⟨

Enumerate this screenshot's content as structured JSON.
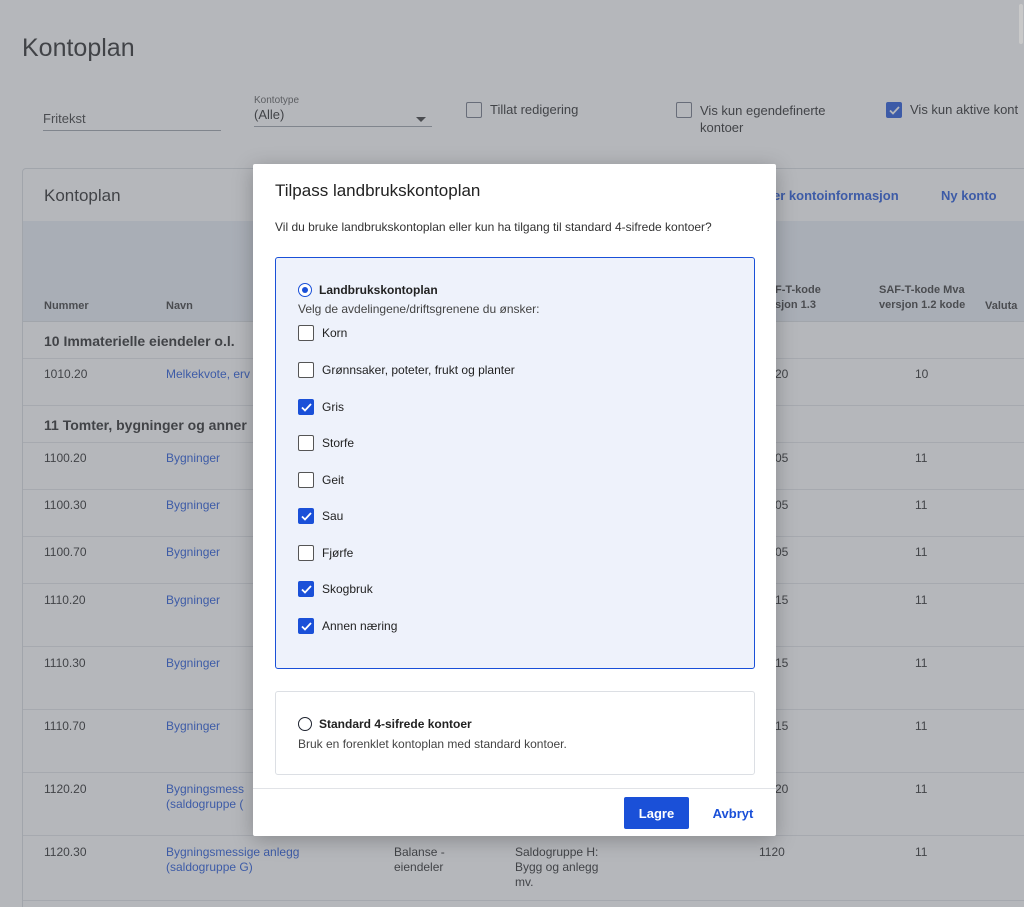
{
  "page": {
    "title": "Kontoplan"
  },
  "filters": {
    "fritekst_placeholder": "Fritekst",
    "kontotype_label": "Kontotype",
    "kontotype_value": "(Alle)",
    "tillat_redigering": "Tillat redigering",
    "vis_egendefinerte_line1": "Vis kun egendefinerte",
    "vis_egendefinerte_line2": "kontoer",
    "vis_aktive": "Vis kun aktive kont"
  },
  "card": {
    "title": "Kontoplan",
    "link_kontoinfo": "er kontoinformasjon",
    "link_ny_konto": "Ny konto"
  },
  "table": {
    "headers": {
      "nummer": "Nummer",
      "navn": "Navn",
      "saft13_line1": "F-T-kode",
      "saft13_line2": "sjon 1.3",
      "saftmva_line1": "SAF-T-kode Mva",
      "saftmva_line2": "versjon 1.2 kode",
      "valuta": "Valuta"
    },
    "groups": [
      "10 Immaterielle eiendeler o.l.",
      "11 Tomter, bygninger og anner"
    ],
    "rows": [
      {
        "nummer": "1010.20",
        "navn": "Melkekvote, erv",
        "saft": "20",
        "mva": "10"
      },
      {
        "nummer": "1100.20",
        "navn": "Bygninger",
        "saft": "05",
        "mva": "11"
      },
      {
        "nummer": "1100.30",
        "navn": "Bygninger",
        "saft": "05",
        "mva": "11"
      },
      {
        "nummer": "1100.70",
        "navn": "Bygninger",
        "saft": "05",
        "mva": "11"
      },
      {
        "nummer": "1110.20",
        "navn": "Bygninger",
        "saft": "15",
        "mva": "11"
      },
      {
        "nummer": "1110.30",
        "navn": "Bygninger",
        "saft": "15",
        "mva": "11"
      },
      {
        "nummer": "1110.70",
        "navn": "Bygninger",
        "saft": "15",
        "mva": "11"
      },
      {
        "nummer": "1120.20",
        "navn_line1": "Bygningsmess",
        "navn_line2": "(saldogruppe (",
        "saft": "20",
        "mva": "11"
      },
      {
        "nummer": "1120.30",
        "navn_line1": "Bygningsmessige anlegg",
        "navn_line2": "(saldogruppe G)",
        "type_line1": "Balanse -",
        "type_line2": "eiendeler",
        "saldo_line1": "Saldogruppe H:",
        "saldo_line2": "Bygg og anlegg",
        "saldo_line3": "mv.",
        "saft": "1120",
        "mva": "11"
      }
    ]
  },
  "modal": {
    "title": "Tilpass landbrukskontoplan",
    "description": "Vil du bruke landbrukskontoplan eller kun ha tilgang til standard 4-sifrede kontoer?",
    "option1": {
      "title": "Landbrukskontoplan",
      "subtitle": "Velg de avdelingene/driftsgrenene du ønsker:",
      "selected": true,
      "items": [
        {
          "label": "Korn",
          "checked": false
        },
        {
          "label": "Grønnsaker, poteter, frukt og planter",
          "checked": false
        },
        {
          "label": "Gris",
          "checked": true
        },
        {
          "label": "Storfe",
          "checked": false
        },
        {
          "label": "Geit",
          "checked": false
        },
        {
          "label": "Sau",
          "checked": true
        },
        {
          "label": "Fjørfe",
          "checked": false
        },
        {
          "label": "Skogbruk",
          "checked": true
        },
        {
          "label": "Annen næring",
          "checked": true
        }
      ]
    },
    "option2": {
      "title": "Standard 4-sifrede kontoer",
      "subtitle": "Bruk en forenklet kontoplan med standard kontoer.",
      "selected": false
    },
    "save_label": "Lagre",
    "cancel_label": "Avbryt"
  },
  "colors": {
    "accent": "#1a50d8",
    "overlay": "#646870"
  },
  "icons": {
    "checkbox_checked": "check-icon",
    "radio": "radio-icon",
    "dropdown": "caret-down-icon"
  }
}
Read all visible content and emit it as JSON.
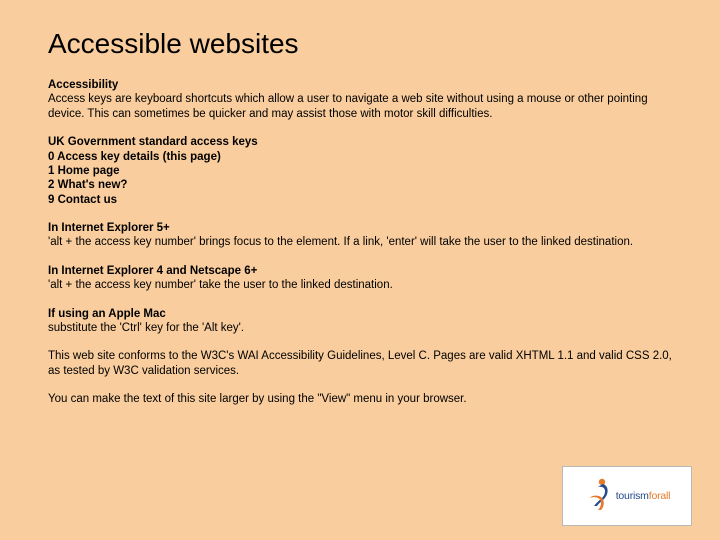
{
  "title": "Accessible websites",
  "sections": {
    "accessibility": {
      "head": "Accessibility",
      "body": "Access keys are keyboard shortcuts which allow a user to navigate a web site without using a mouse or other pointing device. This can sometimes be quicker and may assist those with motor skill difficulties."
    },
    "ukgov": {
      "head": "UK Government standard access keys",
      "items": [
        "0 Access key details (this page)",
        "1 Home page",
        "2 What's new?",
        "9 Contact us"
      ]
    },
    "ie5": {
      "head": "In Internet Explorer 5+",
      "body": "'alt + the access key number' brings focus to the element. If a link, 'enter' will take the user to the linked destination."
    },
    "ie4": {
      "head": "In Internet Explorer 4 and Netscape 6+",
      "body": "'alt + the access key number' take the user to the linked destination."
    },
    "mac": {
      "head": "If using an Apple Mac",
      "body": "substitute the 'Ctrl' key for the 'Alt key'."
    },
    "conform": {
      "body": "This web site conforms to the W3C's WAI Accessibility Guidelines, Level C. Pages are valid XHTML 1.1 and valid CSS 2.0, as tested by W3C validation services."
    },
    "view": {
      "body": "You can make the text of this site larger by using the \"View\" menu in your browser."
    }
  },
  "logo": {
    "part1": "tourism",
    "part2": "forall"
  }
}
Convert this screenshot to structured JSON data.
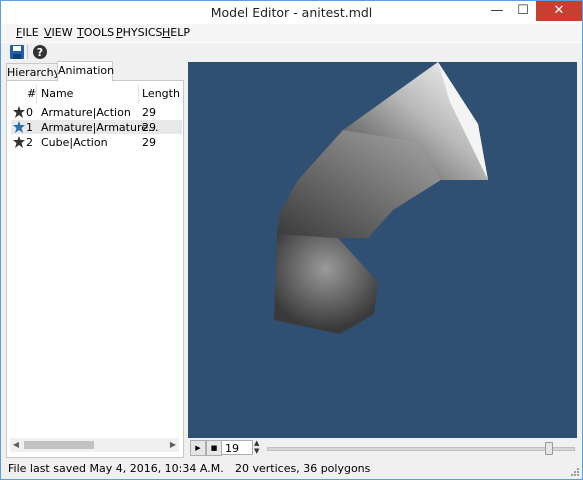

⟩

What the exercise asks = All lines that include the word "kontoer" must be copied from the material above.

Task response =
    "vis_egendefinerte_line2": "kontoer",
    "description": "Vil du bruke landbrukskontoplan eller kun ha tilgang til standard 4-sifrede kontoer?",
      "title": "Standard 4-sifrede kontoer",
      "subtitle": "Bruk en forenklet kontoplan med standard kontoer.",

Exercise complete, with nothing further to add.